Task statement: If a line in the entries below contains "JSON", copy it.

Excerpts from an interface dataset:
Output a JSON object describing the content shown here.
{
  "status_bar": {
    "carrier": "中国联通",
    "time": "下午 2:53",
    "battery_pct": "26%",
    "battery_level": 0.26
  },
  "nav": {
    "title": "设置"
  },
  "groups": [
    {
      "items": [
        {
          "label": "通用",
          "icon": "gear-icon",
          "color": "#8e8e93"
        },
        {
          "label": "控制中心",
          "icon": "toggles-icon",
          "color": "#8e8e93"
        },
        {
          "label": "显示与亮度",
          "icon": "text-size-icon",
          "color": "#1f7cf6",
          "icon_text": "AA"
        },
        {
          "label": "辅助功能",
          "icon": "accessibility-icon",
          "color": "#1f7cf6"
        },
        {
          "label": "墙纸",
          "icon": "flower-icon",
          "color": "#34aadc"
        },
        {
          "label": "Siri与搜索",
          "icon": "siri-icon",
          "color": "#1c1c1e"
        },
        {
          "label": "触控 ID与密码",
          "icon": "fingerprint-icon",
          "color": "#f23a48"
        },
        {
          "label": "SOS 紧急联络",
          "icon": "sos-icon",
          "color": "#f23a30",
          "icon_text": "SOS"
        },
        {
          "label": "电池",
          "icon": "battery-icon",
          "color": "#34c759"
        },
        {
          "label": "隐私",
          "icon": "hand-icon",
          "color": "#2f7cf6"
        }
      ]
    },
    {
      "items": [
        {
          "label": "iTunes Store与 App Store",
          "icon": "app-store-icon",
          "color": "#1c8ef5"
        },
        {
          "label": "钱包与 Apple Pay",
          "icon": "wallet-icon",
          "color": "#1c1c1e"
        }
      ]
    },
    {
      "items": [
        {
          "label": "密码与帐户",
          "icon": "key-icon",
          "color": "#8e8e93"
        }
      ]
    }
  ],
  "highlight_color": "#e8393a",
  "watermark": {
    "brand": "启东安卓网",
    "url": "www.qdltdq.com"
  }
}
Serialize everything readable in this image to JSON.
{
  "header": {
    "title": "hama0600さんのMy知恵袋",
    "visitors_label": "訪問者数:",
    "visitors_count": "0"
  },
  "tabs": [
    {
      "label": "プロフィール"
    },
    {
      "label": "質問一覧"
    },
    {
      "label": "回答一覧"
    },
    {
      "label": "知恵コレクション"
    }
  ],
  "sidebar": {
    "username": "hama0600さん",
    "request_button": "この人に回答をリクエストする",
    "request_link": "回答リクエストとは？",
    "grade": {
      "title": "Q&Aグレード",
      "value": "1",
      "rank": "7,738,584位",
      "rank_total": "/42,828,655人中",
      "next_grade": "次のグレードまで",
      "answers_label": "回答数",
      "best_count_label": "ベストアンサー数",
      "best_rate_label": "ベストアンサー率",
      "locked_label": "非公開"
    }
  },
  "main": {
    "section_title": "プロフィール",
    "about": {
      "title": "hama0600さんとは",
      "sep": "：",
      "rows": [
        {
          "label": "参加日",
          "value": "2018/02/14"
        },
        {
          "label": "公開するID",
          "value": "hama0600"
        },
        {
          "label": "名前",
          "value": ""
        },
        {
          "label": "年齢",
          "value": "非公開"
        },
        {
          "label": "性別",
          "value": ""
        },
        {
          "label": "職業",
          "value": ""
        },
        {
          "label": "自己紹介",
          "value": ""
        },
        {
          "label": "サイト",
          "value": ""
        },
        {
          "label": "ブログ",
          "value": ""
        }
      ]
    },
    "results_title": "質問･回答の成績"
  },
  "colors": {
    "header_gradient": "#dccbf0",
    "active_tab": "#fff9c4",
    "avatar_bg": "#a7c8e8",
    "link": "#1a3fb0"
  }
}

Solution below:
Output a JSON object describing the content shown here.
Serialize everything readable in this image to JSON.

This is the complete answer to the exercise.